Copy out each line of the data that holds the string "name".

:: Supplied records

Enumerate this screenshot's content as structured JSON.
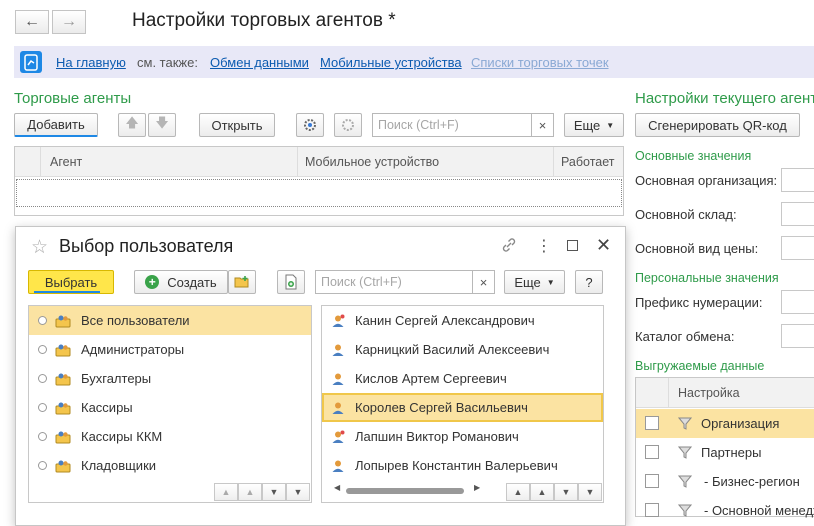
{
  "window": {
    "title": "Настройки торговых агентов *"
  },
  "nav": {
    "home": "На главную",
    "see_also": "см. также:",
    "links": [
      "Обмен данными",
      "Мобильные устройства"
    ],
    "disabled_link": "Списки торговых точек"
  },
  "agents": {
    "title": "Торговые агенты",
    "add_label": "Добавить",
    "open_label": "Открыть",
    "search_placeholder": "Поиск (Ctrl+F)",
    "clear_symbol": "×",
    "more_label": "Еще",
    "columns": [
      "Агент",
      "Мобильное устройство",
      "Работает"
    ]
  },
  "current_agent": {
    "title": "Настройки текущего агента",
    "qr_label": "Сгенерировать QR-код",
    "main_values_title": "Основные значения",
    "main_fields": [
      "Основная организация:",
      "Основной склад:",
      "Основной вид цены:"
    ],
    "personal_title": "Персональные значения",
    "personal_fields": [
      "Префикс нумерации:",
      "Каталог обмена:"
    ],
    "export_title": "Выгружаемые данные",
    "export_column": "Настройка",
    "export_rows": [
      "Организация",
      "Партнеры",
      "- Бизнес-регион",
      "- Основной менеджер"
    ]
  },
  "dialog": {
    "title": "Выбор пользователя",
    "select_label": "Выбрать",
    "create_label": "Создать",
    "search_placeholder": "Поиск (Ctrl+F)",
    "clear_symbol": "×",
    "more_label": "Еще",
    "help_label": "?",
    "groups": [
      "Все пользователи",
      "Администраторы",
      "Бухгалтеры",
      "Кассиры",
      "Кассиры ККМ",
      "Кладовщики"
    ],
    "selected_group": 0,
    "users": [
      {
        "name": "Канин Сергей Александрович",
        "marked": true
      },
      {
        "name": "Карницкий Василий Алексеевич",
        "marked": false
      },
      {
        "name": "Кислов Артем Сергеевич",
        "marked": false
      },
      {
        "name": "Королев Сергей Васильевич",
        "marked": false
      },
      {
        "name": "Лапшин Виктор Романович",
        "marked": true
      },
      {
        "name": "Лопырев Константин Валерьевич",
        "marked": false
      }
    ],
    "selected_user": 3
  },
  "colors": {
    "accent_green": "#2f9b4a",
    "link_blue": "#0c5bb0",
    "select_yellow": "#ffe64a",
    "row_highlight": "#fbe3a2",
    "nav_bar": "#e8e8f7"
  }
}
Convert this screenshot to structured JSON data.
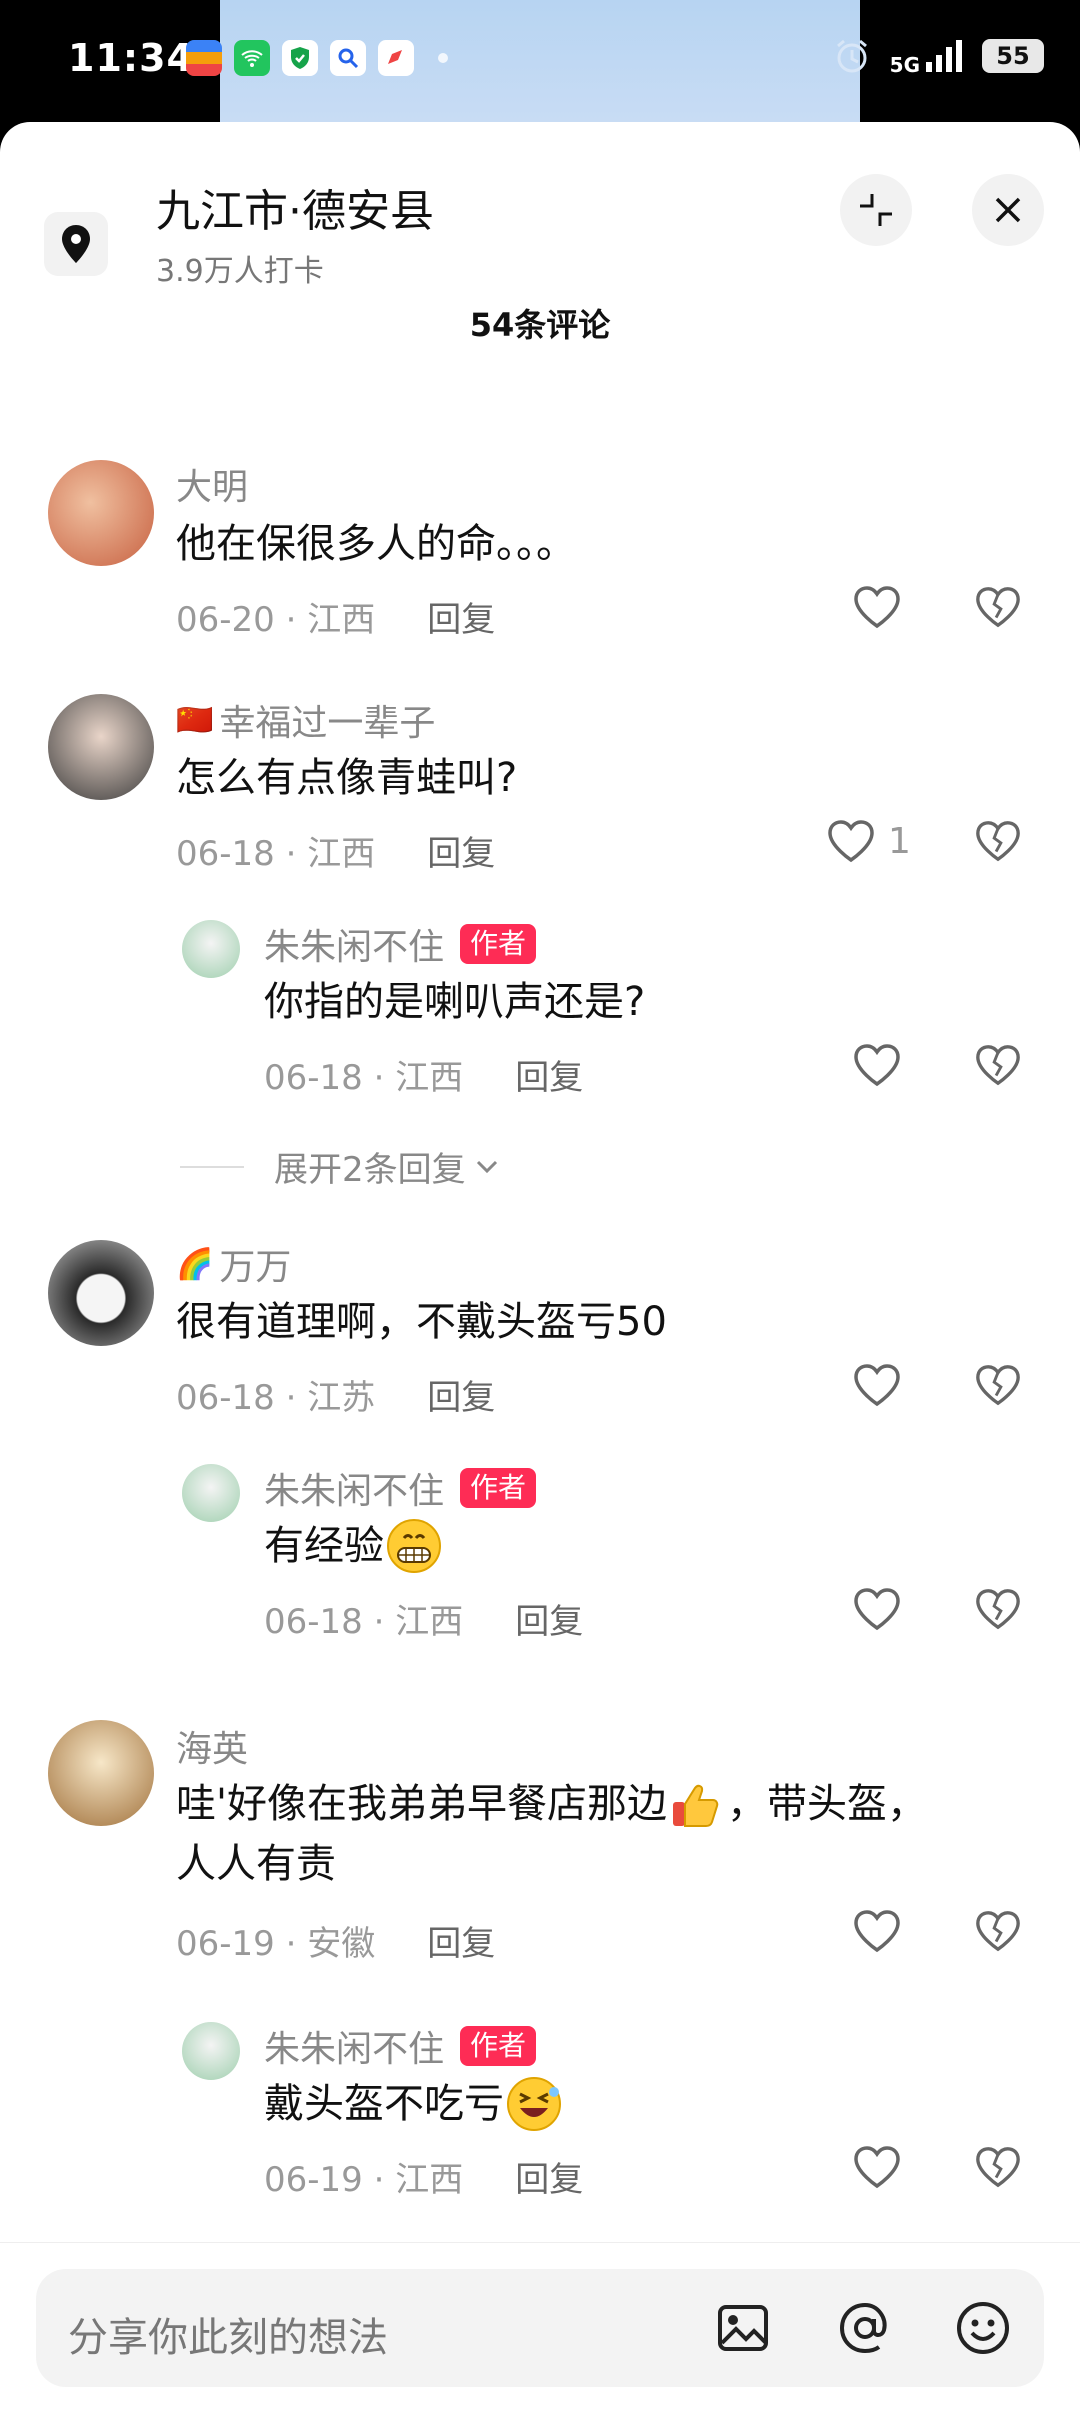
{
  "status_bar": {
    "time": "11:34",
    "network": "5G",
    "battery": "55",
    "app_icons": [
      "wallet-icon",
      "wifi-app-icon",
      "shield-app-icon",
      "search-app-icon",
      "compass-app-icon"
    ]
  },
  "header": {
    "location_title": "九江市·德安县",
    "checkins": "3.9万人打卡",
    "comment_count": "54条评论"
  },
  "comments": [
    {
      "user": "大明",
      "text": "他在保很多人的命。。。",
      "date_region": "06-20 · 江西",
      "reply_label": "回复",
      "likes": ""
    },
    {
      "user": "幸福过一辈子",
      "user_flag": "🇨🇳",
      "text": "怎么有点像青蛙叫?",
      "date_region": "06-18 · 江西",
      "reply_label": "回复",
      "likes": "1",
      "replies": [
        {
          "user": "朱朱闲不住",
          "badge": "作者",
          "text": "你指的是喇叭声还是?",
          "date_region": "06-18 · 江西",
          "reply_label": "回复"
        }
      ],
      "expand_label": "展开2条回复"
    },
    {
      "user": "万万",
      "user_flag": "🌈",
      "text": "很有道理啊，不戴头盔亏50",
      "date_region": "06-18 · 江苏",
      "reply_label": "回复",
      "replies": [
        {
          "user": "朱朱闲不住",
          "badge": "作者",
          "text": "有经验",
          "date_region": "06-18 · 江西",
          "reply_label": "回复"
        }
      ]
    },
    {
      "user": "海英",
      "text_line1": "哇'好像在我弟弟早餐店那边",
      "text_line1_tail": "，带头盔，",
      "text_line2": "人人有责",
      "date_region": "06-19 · 安徽",
      "reply_label": "回复",
      "replies": [
        {
          "user": "朱朱闲不住",
          "badge": "作者",
          "text": "戴头盔不吃亏",
          "date_region": "06-19 · 江西",
          "reply_label": "回复"
        }
      ]
    }
  ],
  "composer": {
    "placeholder": "分享你此刻的想法"
  },
  "colors": {
    "accent": "#fe2c55",
    "muted_text": "#999999",
    "primary_text": "#111111"
  }
}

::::

▶ _Solution below_
        "name": "Канин Сергей Александрович",
        "name": "Карницкий Василий Алексеевич",
        "name": "Кислов Артем Сергеевич",
        "name": "Королев Сергей Васильевич",
        "name": "Лапшин Виктор Романович",
        "name": "Лопырев Константин Валерьевич",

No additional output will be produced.